From a business standpoint and due to the fresh flavor desirability of NEIPAs, many breweries could benefit from selling this beer directly to a consumer, should it take off. Unfortunately, here in Texas you can’t do this unless you are licensed as a brewpub and keep your yearly brewing numbers somewhat low. (My opinion of the State of Texas’ stupid liquor laws aside, if a brewery is licensed as a brewpub, they can sell beers to-go from their taproom, they could make some hefty cash for their brewery, while maintaining that ability for consumer to get the beer as fresh as possible.) I’m not saying drop distributors or selling outside of your taproom, but the more you sell from your own taproom bar, the more money stays in the brewery.

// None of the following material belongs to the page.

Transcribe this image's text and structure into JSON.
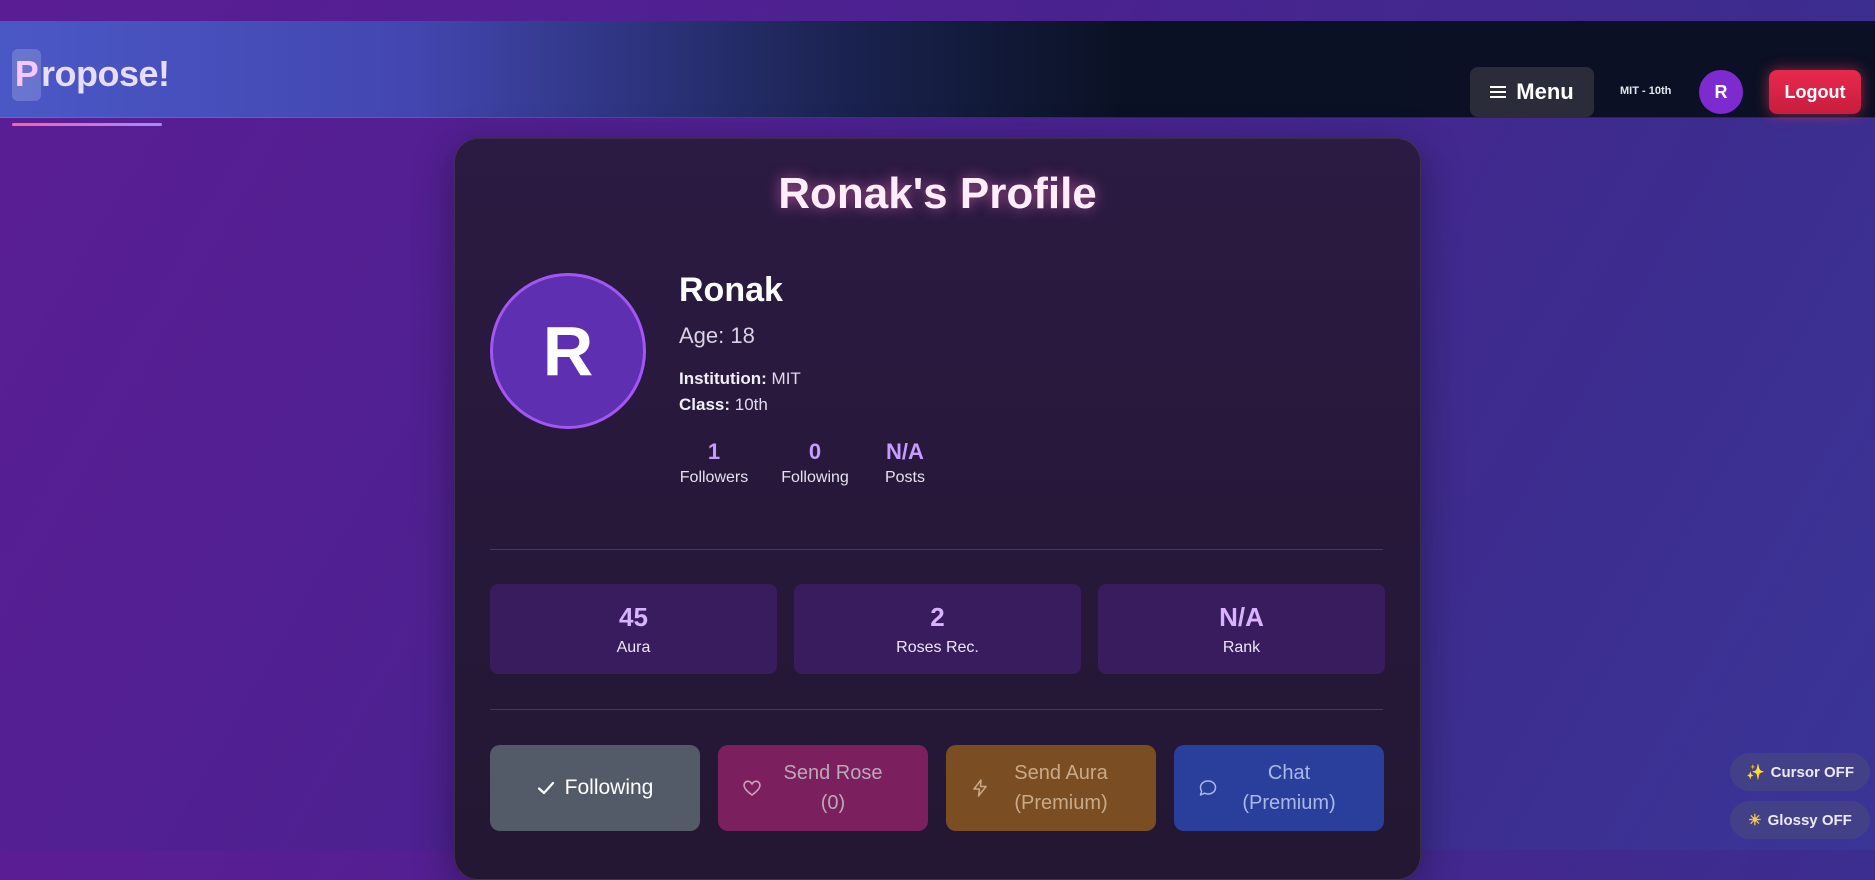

Regardless of an IPA trend, keeping money in a breweries pockets while making more beer is a good thing. This can mean more money for canning lines, fermenters, staffing, equipment upgrades and so on. It’s can be a good business decision, if it fits your breweries’ setup. Sometimes as a business you make those decisions to get to the place you want to be at. And with these sort of trends, are opportunities for breweries to build that revenue to get to that next place and I think fans are ready with their wheelbarrows.
Let’s be clear, I am not suggesting brewers should do this just for the money. Nor am I suggesting they do this because it’s a trend. Ultimately, good business decisions should be made with a focus on a quality product. Experimentation is a good thing and a vital part of brewing and a community of breweries and we need more of it!
Breweries need to keep fresh, keep the creative muscles flexing and the juices, figuratively and literally, flowing. Regardless of us as beer fans and our opinions, breweries even if it’s a small batch. Anything worth doing is worth doing well. If you don’t do it well, try something else. You don’t want to be that brewery that brews the terrible NEIPA’s, right? When a brewery experiments and tries something like this, they set themselves apart and it makes them a better brewery, which is better than the brewery who is trying to make a baseline, mediocre beer brewed for the consuming masses.
For us fans, the big question on our minds could be simply: is the NEIPA a trend?
And to that I answer, who cares?
Is the beer good? If so, let’s drink the hell out of it and hope the breweries can keep up with us.
If not, there’s plenty of other beer where it came from.